28. Losi L, Parenti S, Ferrarini F, Rivasi F, Gavioli M, Natalini G, Ferrari S, Grande A. Down-regulation of μ-protocadherin expression is a common event in colorectal carcinogenesis. Hum Pathol. 2011; 42: 960–71. https://doi.org/10.1016/j.humpath.2010.10.009.

29. Losi L, Grande A. Involvement of μ-protocadherin in colorectal carcinogenesis: a promise for clinico-pathological evaluation. Histol Histopathol. 2014; 29: 11–9.

30. Hinkel I, Duluc I, Martin E, Guenot D, Freund JN, Gross I. Cdx2 controls expression of the protocadherin Mucdhl, an inhibitor of growth and β-catenin activity in colon cancer cells. Gastroenterology. 2012; 142: 875–85.e3. https://doi.org/10.1053/j.gastro.2011.12.037.

31. Novellasdemunt L, Antas P, Li VS. Targeting Wnt signaling in colorectal cancer. A review in the theme: cell signaling: proteins, pathways and mechanisms.

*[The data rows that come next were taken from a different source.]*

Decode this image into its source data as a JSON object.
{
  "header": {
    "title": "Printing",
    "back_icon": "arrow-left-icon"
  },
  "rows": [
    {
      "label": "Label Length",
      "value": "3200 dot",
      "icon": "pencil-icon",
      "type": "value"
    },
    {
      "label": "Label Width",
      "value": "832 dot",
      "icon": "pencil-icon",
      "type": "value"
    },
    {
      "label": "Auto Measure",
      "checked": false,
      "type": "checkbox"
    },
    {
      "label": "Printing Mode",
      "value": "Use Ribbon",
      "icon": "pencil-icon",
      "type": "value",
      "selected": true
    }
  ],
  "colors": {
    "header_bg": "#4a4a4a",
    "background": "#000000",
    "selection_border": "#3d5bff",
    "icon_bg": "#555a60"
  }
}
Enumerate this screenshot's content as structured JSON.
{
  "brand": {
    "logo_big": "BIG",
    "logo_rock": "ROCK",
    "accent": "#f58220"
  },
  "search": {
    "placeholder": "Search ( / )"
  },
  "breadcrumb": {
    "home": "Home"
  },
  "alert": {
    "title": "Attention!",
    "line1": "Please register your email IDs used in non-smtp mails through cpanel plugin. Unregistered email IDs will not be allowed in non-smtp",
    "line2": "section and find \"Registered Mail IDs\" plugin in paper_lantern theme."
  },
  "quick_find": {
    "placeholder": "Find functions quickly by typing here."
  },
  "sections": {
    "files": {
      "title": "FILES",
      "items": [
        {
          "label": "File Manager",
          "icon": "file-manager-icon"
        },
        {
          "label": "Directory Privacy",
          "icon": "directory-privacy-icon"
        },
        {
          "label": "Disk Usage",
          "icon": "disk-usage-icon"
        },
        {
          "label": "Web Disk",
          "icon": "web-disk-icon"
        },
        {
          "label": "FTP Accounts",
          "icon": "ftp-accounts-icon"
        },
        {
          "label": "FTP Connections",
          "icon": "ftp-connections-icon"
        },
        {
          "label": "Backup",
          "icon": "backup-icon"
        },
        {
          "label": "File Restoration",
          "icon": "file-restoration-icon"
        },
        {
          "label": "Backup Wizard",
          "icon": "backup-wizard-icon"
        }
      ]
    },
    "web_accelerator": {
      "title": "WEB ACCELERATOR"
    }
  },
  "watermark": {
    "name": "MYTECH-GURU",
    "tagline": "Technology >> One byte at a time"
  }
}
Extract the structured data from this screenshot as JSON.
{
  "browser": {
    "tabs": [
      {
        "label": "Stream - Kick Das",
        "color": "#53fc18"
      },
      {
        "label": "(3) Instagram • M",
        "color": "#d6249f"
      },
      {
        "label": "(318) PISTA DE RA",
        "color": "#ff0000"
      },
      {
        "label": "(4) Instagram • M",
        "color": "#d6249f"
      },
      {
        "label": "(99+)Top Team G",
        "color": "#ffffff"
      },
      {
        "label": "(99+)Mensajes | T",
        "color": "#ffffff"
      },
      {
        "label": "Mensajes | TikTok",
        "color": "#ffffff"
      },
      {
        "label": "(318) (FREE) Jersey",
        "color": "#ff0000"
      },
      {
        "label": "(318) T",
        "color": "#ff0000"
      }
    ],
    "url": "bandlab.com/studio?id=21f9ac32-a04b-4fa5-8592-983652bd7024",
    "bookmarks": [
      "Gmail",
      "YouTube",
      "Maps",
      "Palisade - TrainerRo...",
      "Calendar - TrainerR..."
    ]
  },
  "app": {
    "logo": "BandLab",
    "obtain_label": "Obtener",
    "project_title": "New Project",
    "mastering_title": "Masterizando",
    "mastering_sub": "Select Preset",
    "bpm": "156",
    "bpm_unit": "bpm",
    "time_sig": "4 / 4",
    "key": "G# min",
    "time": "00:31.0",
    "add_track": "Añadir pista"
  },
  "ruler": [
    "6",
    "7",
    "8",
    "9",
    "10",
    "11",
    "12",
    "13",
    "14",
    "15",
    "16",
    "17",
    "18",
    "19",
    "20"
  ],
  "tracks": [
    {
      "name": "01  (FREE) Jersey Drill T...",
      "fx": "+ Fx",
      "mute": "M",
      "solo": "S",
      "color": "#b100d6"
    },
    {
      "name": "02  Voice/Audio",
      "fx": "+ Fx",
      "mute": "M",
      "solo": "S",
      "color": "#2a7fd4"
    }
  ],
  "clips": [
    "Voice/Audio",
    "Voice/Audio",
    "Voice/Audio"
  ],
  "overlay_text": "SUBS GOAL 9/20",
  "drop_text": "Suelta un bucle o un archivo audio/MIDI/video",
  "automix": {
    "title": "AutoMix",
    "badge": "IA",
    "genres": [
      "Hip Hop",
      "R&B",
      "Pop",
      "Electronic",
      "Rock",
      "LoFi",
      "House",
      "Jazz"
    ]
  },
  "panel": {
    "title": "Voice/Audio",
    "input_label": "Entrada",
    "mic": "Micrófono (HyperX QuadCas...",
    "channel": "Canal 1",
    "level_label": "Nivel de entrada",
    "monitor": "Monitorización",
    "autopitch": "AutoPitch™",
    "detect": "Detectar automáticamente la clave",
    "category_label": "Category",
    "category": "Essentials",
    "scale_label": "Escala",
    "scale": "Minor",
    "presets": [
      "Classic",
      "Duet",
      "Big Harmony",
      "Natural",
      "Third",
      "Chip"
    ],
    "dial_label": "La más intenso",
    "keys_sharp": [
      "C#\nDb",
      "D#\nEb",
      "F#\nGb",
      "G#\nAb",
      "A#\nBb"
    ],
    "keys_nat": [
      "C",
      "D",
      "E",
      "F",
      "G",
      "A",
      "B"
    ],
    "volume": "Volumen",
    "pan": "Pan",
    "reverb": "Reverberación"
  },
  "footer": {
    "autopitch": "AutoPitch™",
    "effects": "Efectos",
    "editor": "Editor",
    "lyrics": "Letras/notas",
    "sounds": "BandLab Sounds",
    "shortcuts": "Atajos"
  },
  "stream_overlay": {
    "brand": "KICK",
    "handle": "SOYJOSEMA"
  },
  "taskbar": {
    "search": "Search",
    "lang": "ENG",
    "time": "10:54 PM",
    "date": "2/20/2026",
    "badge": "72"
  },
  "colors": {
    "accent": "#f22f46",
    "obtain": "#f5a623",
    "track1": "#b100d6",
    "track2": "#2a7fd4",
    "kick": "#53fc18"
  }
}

Am J Physiol Cell Physiol. 2015; 309: C511–21. https://doi.org/10.1152/ajpcell.00117.2015.

32. McCrea PD, Gottardi CJ. Beyond β-catenin: prospects for a larger catenin network in the nucleus. Nat Rev Mol Cell Biol. 2016; 17: 55–64. https://doi.org/10.1038/nrm.2015.3.

33. VON Schulz-Hausmann SA, Schmeel LC, Schmeel FC, Schmidt-Wolf IGH. Targeting the Wnt/beta-catenin pathway in renal cell carcinoma. Anticancer Res. 2014; 34: 4101–8.

34. Krabbe LM, Westerman ME, Bagrodia A, Gayed BA, Darwish OM, Haddad AQ, Khalil D, Kapur P, Sagalowsky AI, Lotan Y, Margulis V. Dysregulation of β-catenin is an independent predictor of oncologic outcomes in patients with clear cell renal cell carcinoma. J Urol. 2014; 191: 1671–7. https://doi.org/10.1016/j.juro.2013.11.052.

35. Fan W, Huang J, Xiao H. Histone deacetylase 10 suppresses proliferation and invasion by inhibiting the phosphorylation of β-catenin and serves as an independent prognostic factor for human clear cell renal cell carcinoma. Int J Clin Exp Med. 2015; 8: 3734–42.

36. Cairns P. Renal cell carcinoma. Cancer Biomark Sect Dis Markers. 2010; 9: 461–73. https://doi.org/10.3233/CBM-2011-0176.

37. Fritzsche FR, Oelrich B, Johannsen M, Kristiansen I, Moch H, Jung K, Kristiansen G. Claudin-1 protein expression is a prognostic marker of patient survival in renal cell carcinomas. Clin Cancer Res Off J Am Assoc Cancer Res. 2008; 14: 7035–42. https://doi.org/10.1158/1078-0432.CCR-08-0855.

Creative Commons License All site content, except where otherwise noted, is licensed under a Creative Commons Attribution 4.0 License.
PII: 20507